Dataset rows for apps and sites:
*** Begin section ***

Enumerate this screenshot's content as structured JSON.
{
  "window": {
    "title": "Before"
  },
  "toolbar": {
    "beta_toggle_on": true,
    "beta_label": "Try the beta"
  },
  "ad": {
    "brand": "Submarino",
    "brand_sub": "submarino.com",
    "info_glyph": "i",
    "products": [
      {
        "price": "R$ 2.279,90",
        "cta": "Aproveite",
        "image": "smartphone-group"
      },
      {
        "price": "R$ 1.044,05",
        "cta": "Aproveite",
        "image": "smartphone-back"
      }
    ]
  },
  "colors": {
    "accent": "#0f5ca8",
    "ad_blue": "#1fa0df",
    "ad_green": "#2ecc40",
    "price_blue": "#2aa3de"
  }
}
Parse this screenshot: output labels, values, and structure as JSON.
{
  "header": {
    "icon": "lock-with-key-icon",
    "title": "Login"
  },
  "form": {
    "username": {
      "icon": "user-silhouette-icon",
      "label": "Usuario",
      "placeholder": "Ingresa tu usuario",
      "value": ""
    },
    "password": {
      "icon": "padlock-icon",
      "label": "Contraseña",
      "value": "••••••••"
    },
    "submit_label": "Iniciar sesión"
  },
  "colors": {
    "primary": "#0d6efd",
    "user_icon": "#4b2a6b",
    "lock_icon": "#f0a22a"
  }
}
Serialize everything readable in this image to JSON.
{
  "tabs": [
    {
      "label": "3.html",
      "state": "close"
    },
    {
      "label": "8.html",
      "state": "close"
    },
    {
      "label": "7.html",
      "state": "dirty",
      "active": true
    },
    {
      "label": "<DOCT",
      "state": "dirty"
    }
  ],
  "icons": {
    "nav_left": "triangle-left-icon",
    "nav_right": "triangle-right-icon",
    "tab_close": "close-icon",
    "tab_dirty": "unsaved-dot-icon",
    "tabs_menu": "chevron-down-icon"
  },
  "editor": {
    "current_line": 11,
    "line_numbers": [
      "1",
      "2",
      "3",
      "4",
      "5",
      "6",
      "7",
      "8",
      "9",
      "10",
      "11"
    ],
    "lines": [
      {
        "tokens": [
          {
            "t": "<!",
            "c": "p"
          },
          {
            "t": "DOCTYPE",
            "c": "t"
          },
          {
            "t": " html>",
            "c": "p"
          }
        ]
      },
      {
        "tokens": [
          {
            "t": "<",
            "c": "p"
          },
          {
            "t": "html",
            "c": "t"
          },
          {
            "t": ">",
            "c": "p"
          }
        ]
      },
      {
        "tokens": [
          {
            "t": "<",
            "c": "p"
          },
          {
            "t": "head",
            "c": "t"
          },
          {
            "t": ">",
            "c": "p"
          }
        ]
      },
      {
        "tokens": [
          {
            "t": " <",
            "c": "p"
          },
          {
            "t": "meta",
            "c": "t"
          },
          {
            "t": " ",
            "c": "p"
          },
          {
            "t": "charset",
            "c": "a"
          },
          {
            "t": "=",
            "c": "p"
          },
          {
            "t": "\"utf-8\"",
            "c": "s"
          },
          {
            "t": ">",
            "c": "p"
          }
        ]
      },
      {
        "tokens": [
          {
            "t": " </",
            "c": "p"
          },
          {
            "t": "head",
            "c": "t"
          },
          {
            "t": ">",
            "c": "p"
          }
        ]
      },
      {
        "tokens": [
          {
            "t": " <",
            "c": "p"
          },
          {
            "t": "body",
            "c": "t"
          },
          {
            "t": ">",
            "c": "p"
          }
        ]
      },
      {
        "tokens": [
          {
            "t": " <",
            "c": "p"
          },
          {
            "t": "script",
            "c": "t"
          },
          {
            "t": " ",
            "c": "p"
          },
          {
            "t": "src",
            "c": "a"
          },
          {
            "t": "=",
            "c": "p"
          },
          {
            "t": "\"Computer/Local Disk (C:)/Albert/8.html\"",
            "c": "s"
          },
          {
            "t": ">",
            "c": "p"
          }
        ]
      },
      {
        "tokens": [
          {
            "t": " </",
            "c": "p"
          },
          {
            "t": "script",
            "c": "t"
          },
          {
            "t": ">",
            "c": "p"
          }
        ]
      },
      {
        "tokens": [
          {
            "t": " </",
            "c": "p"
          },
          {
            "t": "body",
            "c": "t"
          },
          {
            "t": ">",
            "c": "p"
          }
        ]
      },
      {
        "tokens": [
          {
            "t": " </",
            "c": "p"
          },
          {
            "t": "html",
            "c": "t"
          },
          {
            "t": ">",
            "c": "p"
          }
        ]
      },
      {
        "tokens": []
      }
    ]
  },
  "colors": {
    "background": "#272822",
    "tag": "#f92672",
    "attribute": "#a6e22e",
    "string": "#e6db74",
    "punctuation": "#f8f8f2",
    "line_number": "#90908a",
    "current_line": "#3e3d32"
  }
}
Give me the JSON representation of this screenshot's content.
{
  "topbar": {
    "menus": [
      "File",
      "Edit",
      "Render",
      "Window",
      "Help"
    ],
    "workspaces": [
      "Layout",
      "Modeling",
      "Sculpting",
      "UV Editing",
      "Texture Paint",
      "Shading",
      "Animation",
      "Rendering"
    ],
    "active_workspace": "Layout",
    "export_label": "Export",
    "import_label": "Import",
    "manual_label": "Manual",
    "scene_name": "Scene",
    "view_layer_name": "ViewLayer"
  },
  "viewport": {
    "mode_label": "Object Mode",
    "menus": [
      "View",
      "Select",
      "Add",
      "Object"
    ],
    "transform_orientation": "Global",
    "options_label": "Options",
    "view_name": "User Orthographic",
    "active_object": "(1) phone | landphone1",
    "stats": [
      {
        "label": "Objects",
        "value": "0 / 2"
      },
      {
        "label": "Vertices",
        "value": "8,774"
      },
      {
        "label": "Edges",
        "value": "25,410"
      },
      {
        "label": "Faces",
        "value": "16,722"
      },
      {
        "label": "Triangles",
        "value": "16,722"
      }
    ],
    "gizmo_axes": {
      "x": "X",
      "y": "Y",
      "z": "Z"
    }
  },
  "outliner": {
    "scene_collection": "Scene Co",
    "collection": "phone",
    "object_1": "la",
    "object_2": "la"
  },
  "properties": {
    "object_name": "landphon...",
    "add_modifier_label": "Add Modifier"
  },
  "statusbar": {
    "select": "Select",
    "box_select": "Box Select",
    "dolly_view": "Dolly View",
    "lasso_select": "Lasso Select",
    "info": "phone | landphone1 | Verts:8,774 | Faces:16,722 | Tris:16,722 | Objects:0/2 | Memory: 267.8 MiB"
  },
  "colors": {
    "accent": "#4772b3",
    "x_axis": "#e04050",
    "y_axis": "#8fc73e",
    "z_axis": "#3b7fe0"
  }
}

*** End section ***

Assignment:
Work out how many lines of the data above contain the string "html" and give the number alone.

Expected answer:
7